In general, I can tolerate a fair number of plot holes—assuming the movie was reasonably entertaining, and I can forgive some pretty outrageous coincidences if it helps keep the movie moving along. I suspect most viewers feel the same way, although individual tolerances may vary. Besides, gaping plot holes are what keep sites like Cinema Sins so popular. What bothers me, though, is when writers force characters to do something illogical in order to drive the story in the direction they want it to go.
Take the final Hunger Games movie, for example. (If you haven’t seen it yet, be aware there are spoilers coming!) Even though the characters know that Peeta has been brainwashed to kill Katniss, the commander decides to send him out along with Katniss on a mission together.

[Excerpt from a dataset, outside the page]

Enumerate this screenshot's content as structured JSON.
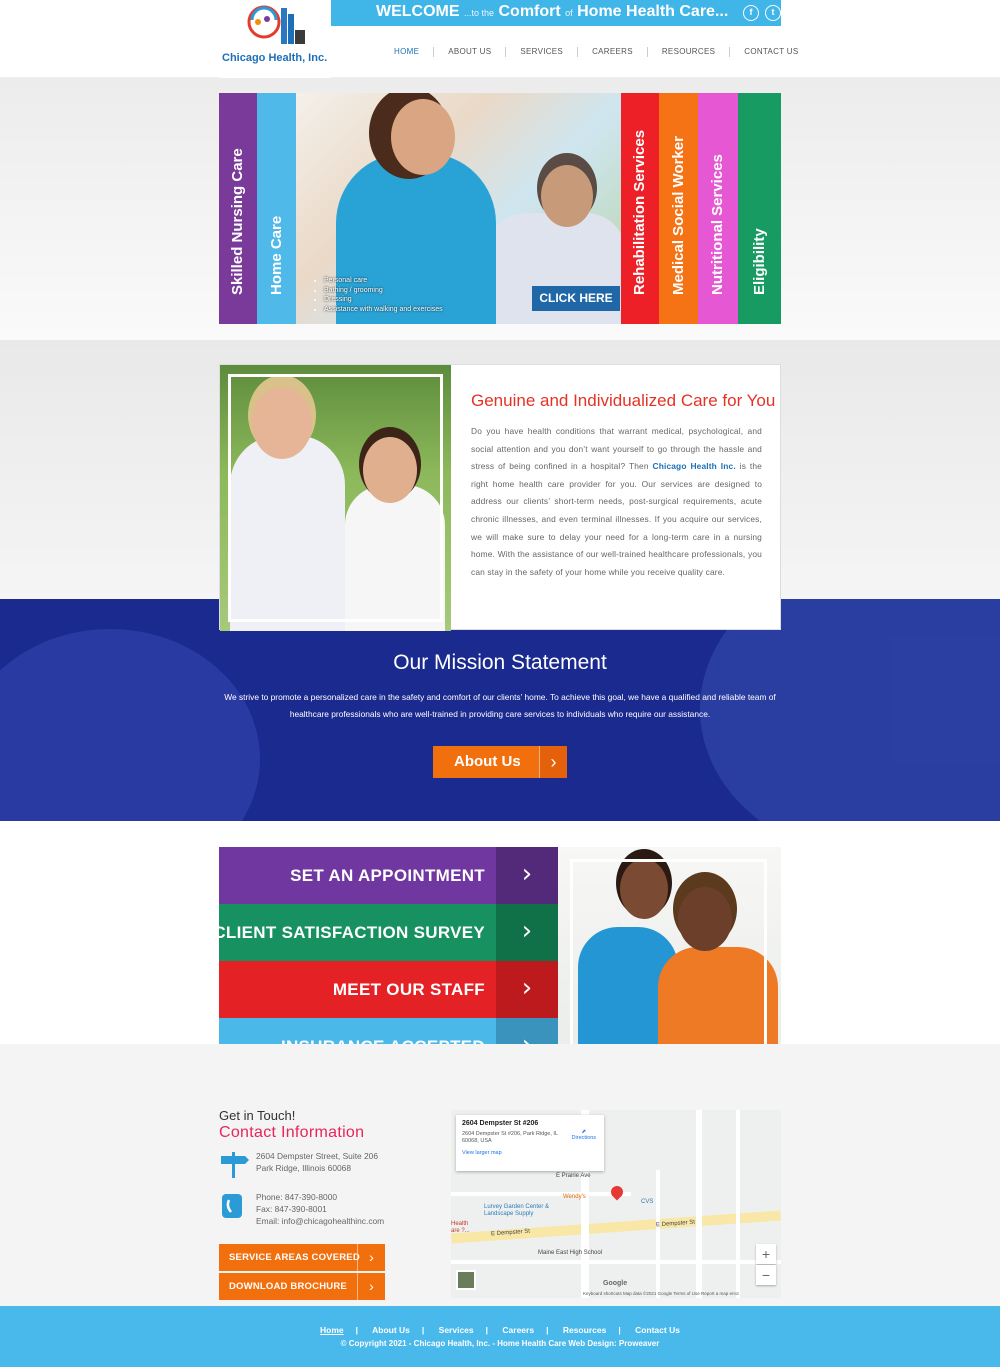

It makes so little sense, the writers didn’t even bother coming up with a semi-plausible reason. All the writers cared about was making sure the two of them were together on the screen for extended periods of time.
What really bothered me, however, was how the writers’ desire to get the “games” back into The Hunger Games led to a groan-worthy plot device. When the Capitol is faced with an advancing army of rebels, President Snow announces that instead of devoting government resources into reinforcing his army with weapons appropriate for the situation, he decides that he will concentrate their remaining energies into building ridiculously complicated traps randomly placed throughout the city.
Now you don’t have to be a military genius to know this is a comically bad idea. Pouring all your resources into immovable, sophisticated traps that would only be effective against small groups of rebels (which Katniss just happens to be a part of) spread out over an area the size of a city is blatant stupidity. But the writers wanted Katniss and friends to have to fight through more traps (like in the earlier movies) and hoped we’d be so fascinated with the traps we wouldn’t notice the ridiculousness of the situation.
Why am I writing about this today? Because I recently finished a scene that I was pretty happy with, at least at first, but which now is bothering me since I realize the bad guys probably wouldn’t have acted the way I had them act. So now I’m caught in a quandary. I really like the way the scene plays out now, but I’m either going to have to make some significant changes or hope that my readers don’t notice the bad guy’s stupidity. Neither option appeals to me, so I’ve decided to put off the decision until my crit group reads the chapter. It’ll be interesting to see if they spot the problem.
What do you do when you realize you’ve got a plot hole in your WIP?